    • Dementia in Down's syndrome: an MRI comparison with Alzheimer's disease in the general population

      Mullins, Diane; Daly, Eileen; Simmons, Andrew; Beacher, Felix; Foy, Catherine ML; Lovestone, Simon; Hallahan, Brian; Murphy, Kieran C; Murphy, Declan G (2013-08-20)
      Abstract Background Down’s syndrome (DS) is the most common genetic cause of intellectual disability. People with DS are at an increased risk of Alzheimer’s disease (AD) compared to the general population. Neuroimaging studies of AD have focused on medial temporal structures; however, to our knowledge, no in vivo case–control study exists comparing the anatomy of dementia in DS to people with AD in the general population. We therefore compared the in vivo brain anatomy of people with DS and dementia (DS+) to those with AD in the general population. Method Using MRI in 192 adults, we compared the volume of whole brain matter, lateral ventricles, temporal lobes and hippocampus in DS subjects with and without dementia (DS+, DS-), to each other and to three non-DS groups. These included one group of individuals with AD and two groups of controls (each age-matched for their respective DS and general population AD cohorts). Results AD and DS+ subjects showed significant reductions in the volume of the whole brain, hippocampus and temporal lobes and a significant elevation in the volume of the lateral ventricle, compared to their non-demented counterparts. People with DS+ had a smaller reduction in temporal lobe volume compared to individuals with AD. Conclusions DS+ and AD subjects have a significant reduction in volume of the same brain regions. We found preliminary evidence that DS individuals may be more sensitive to tissue loss than others and have less ‘cognitive reserve’.
    • The demographic and academic profile of Irish dental school faculty members.
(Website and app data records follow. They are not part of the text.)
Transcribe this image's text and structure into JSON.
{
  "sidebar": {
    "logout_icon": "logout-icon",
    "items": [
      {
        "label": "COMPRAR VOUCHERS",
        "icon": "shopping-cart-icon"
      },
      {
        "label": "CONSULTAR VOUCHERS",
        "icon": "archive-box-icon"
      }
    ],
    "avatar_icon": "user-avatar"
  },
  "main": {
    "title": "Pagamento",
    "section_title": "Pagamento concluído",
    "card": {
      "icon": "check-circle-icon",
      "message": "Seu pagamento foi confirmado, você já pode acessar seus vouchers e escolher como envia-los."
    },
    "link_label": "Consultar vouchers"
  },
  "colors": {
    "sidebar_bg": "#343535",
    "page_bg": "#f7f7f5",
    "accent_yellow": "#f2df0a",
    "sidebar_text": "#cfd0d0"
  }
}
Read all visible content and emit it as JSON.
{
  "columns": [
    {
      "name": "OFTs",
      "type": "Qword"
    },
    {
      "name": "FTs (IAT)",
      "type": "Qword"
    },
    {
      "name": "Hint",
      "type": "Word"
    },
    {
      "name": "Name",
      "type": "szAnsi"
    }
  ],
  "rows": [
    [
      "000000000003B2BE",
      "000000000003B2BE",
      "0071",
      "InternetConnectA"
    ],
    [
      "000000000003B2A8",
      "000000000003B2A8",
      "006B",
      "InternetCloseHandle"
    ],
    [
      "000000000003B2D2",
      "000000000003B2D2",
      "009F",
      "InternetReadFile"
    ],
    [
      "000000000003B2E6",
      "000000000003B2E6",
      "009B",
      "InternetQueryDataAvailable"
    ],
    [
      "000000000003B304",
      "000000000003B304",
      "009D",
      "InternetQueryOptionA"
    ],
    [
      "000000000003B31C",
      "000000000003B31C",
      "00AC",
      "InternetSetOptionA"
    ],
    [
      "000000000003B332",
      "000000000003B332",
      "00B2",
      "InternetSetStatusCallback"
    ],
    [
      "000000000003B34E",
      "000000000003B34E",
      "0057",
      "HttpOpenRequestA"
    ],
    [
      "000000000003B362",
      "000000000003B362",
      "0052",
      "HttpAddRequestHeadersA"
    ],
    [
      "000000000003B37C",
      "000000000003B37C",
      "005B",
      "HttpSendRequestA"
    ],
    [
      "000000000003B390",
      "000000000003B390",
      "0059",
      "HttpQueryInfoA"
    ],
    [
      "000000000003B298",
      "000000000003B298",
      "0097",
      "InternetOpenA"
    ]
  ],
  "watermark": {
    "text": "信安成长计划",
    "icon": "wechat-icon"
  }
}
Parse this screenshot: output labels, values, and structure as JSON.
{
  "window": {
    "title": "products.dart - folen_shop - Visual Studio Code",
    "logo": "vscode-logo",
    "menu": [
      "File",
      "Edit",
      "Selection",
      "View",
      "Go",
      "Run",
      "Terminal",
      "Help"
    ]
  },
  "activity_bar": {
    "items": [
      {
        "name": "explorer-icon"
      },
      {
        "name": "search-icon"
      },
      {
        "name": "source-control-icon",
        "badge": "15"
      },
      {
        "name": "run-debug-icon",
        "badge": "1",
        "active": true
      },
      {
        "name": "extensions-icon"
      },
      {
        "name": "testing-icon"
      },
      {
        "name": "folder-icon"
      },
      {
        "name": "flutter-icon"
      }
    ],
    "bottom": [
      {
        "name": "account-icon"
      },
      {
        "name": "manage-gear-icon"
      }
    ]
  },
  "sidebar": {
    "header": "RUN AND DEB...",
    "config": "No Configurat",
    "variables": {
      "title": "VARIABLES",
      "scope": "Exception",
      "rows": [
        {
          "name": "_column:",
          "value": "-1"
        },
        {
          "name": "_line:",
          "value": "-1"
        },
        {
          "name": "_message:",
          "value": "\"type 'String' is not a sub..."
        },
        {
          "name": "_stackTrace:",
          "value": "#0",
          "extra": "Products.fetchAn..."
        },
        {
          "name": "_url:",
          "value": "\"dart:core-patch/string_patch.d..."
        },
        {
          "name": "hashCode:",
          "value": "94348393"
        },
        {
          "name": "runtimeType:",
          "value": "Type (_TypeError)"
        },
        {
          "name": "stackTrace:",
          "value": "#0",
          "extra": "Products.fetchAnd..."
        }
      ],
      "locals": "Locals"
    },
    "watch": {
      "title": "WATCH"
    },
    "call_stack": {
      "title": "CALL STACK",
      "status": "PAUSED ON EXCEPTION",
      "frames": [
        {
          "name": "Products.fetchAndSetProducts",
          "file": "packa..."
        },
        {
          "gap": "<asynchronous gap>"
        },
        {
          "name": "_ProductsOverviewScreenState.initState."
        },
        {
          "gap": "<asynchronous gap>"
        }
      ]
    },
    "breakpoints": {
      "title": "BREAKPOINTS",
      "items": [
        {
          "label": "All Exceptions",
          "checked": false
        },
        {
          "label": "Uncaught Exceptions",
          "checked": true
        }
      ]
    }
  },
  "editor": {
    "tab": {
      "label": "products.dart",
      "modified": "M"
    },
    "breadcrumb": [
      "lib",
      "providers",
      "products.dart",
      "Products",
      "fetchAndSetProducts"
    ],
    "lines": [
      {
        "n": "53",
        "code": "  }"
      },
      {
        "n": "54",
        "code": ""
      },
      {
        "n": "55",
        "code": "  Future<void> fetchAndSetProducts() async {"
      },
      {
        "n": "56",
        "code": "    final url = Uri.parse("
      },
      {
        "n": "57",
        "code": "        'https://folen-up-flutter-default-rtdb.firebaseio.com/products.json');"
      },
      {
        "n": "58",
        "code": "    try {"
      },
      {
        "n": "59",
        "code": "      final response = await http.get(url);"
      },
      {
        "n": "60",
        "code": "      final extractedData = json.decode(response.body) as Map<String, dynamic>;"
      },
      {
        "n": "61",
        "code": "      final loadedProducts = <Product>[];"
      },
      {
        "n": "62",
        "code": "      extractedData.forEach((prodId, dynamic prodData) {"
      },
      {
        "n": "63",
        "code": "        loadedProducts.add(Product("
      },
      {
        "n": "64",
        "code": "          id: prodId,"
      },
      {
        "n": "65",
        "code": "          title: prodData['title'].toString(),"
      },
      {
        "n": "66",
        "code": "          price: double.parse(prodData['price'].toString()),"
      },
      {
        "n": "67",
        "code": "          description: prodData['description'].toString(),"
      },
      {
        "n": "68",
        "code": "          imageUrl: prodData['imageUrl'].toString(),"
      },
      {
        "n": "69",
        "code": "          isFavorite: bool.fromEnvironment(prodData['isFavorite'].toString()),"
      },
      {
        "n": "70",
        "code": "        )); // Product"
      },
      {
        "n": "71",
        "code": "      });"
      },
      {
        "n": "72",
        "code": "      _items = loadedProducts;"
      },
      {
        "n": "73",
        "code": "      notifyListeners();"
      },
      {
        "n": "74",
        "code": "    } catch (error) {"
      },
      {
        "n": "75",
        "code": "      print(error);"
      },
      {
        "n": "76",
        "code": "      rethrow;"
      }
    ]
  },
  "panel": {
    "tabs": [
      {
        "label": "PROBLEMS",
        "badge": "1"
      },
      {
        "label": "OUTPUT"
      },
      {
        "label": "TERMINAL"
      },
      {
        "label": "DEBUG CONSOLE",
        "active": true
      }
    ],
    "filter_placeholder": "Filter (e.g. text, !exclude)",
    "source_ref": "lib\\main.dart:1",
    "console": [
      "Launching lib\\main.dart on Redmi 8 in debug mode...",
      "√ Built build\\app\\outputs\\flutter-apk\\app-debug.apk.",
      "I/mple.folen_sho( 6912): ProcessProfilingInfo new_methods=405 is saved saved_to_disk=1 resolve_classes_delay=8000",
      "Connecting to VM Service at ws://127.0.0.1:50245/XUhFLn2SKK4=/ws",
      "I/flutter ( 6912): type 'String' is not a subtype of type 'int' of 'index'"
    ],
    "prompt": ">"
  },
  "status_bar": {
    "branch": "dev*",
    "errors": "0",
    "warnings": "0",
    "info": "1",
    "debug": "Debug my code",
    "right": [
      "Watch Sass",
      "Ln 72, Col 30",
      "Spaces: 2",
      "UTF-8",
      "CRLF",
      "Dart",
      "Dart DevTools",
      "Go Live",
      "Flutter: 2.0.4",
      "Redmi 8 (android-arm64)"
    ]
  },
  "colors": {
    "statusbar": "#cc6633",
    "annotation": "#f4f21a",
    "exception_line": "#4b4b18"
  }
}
      O'Sullivan, Eleanor M; Cork University Dental School and Hospital, Wilton, Cork. eleanor.osullivan@ucc.ie (2010-04-23)
      AIM: This paper reviews the demographic, academic and professional profile of Irish dental school faculty members. Faculty duties are explored. METHODS AND MATERIALS: Custom-designed questionnaires were distributed to faculty members for self-completion, adopting a 'mixed-method' approach with quantitative and qualitative components. Response rate was 64.60%. RESULTS: Demographic profile reveals a male-dominated regime (64%). Males also occupy a disproportionate number of senior academic positions. The age profile mirrors international trends with 75% of staff over 40 and c.33% over 50, including 78% of professorial staff (p < 0.001). Dental school faculties are comprised of highly educated professionals with the following qualifications: 89% BDS, 43% FDS, 39% Masters, 16% Doctorates. Most (77%) have 10+ years of clinical experience, while 47% have over 20 years' experience. Clinical experience varied by age, rank (p < 0.001) and gender (p < 0.05). A review of contractual agreements and duties confirms the major role of part-time clinical staff in dental education, comprising the largest single group (48%) delivering the bulk of the clinical teaching. However, 54% of part-time clinical staff have less than five years teaching experience. This study also explores staff views of various faculty roles. CONCLUSIONS: This report provides a benchmark profile of Irish dental school faculty members. It reflects on the heavily skewed age groups of our current dental educators and the impending retirement of many senior academics. Educational organisations need to explore ways to make a career in dental education financially and sociologically attractive and provide adequate support for existing faculty to ensure their development during these challenging times.
    • Demographics of implant placement and complications of a patient subgroup in a dental hospital population

      Brennan, N; Houston, F; O'Sullivan, M; O'Connell, B; Department of Restorative Dentistry, University Dental School and Hospital, Wilton, Cork (Irish Dental Association, 2010-05)
    • Dental amalgam: is this the end?

      Taut, Cristina (Journal of Irish Dental Association, 2013-12)
    • Dental awareness of Orthodontic patients

      Field, D; Rutledge, D; Carty, D (1997)